Without the pictures, write out all the lines below exactly as they appear.

[[ Information supplied open ]]

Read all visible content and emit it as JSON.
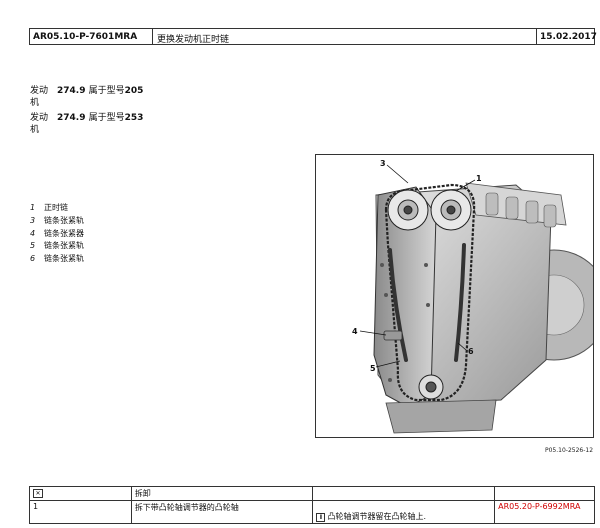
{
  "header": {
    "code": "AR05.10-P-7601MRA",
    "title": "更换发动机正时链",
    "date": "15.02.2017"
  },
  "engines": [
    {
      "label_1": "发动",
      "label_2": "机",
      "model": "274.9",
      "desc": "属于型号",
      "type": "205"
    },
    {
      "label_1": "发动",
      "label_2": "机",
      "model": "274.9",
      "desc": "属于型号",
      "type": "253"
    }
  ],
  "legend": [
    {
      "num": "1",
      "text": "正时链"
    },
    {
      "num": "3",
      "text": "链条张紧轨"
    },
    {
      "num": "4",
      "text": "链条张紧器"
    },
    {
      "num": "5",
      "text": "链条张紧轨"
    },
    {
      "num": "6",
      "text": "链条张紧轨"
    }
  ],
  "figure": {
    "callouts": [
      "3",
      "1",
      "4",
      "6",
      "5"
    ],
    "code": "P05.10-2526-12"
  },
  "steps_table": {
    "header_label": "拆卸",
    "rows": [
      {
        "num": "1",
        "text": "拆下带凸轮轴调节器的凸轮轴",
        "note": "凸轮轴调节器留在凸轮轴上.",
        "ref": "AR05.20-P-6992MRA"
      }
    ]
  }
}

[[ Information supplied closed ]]

▶ [Solution to this task]
Read all visible content and emit it as JSON.
{
  "header": {
    "code": "AR05.10-P-7601MRA",
    "title": "更换发动机正时链",
    "date": "15.02.2017"
  },
  "engines": [
    {
      "label_1": "发动",
      "label_2": "机",
      "model": "274.9",
      "desc": "属于型号",
      "type": "205"
    },
    {
      "label_1": "发动",
      "label_2": "机",
      "model": "274.9",
      "desc": "属于型号",
      "type": "253"
    }
  ],
  "legend": [
    {
      "num": "1",
      "text": "正时链"
    },
    {
      "num": "3",
      "text": "链条张紧轨"
    },
    {
      "num": "4",
      "text": "链条张紧器"
    },
    {
      "num": "5",
      "text": "链条张紧轨"
    },
    {
      "num": "6",
      "text": "链条张紧轨"
    }
  ],
  "figure": {
    "callouts": [
      "3",
      "1",
      "4",
      "6",
      "5"
    ],
    "code": "P05.10-2526-12"
  },
  "steps_table": {
    "header_label": "拆卸",
    "rows": [
      {
        "num": "1",
        "text": "拆下带凸轮轴调节器的凸轮轴",
        "note": "凸轮轴调节器留在凸轮轴上.",
        "ref": "AR05.20-P-6992MRA"
      }
    ]
  }
}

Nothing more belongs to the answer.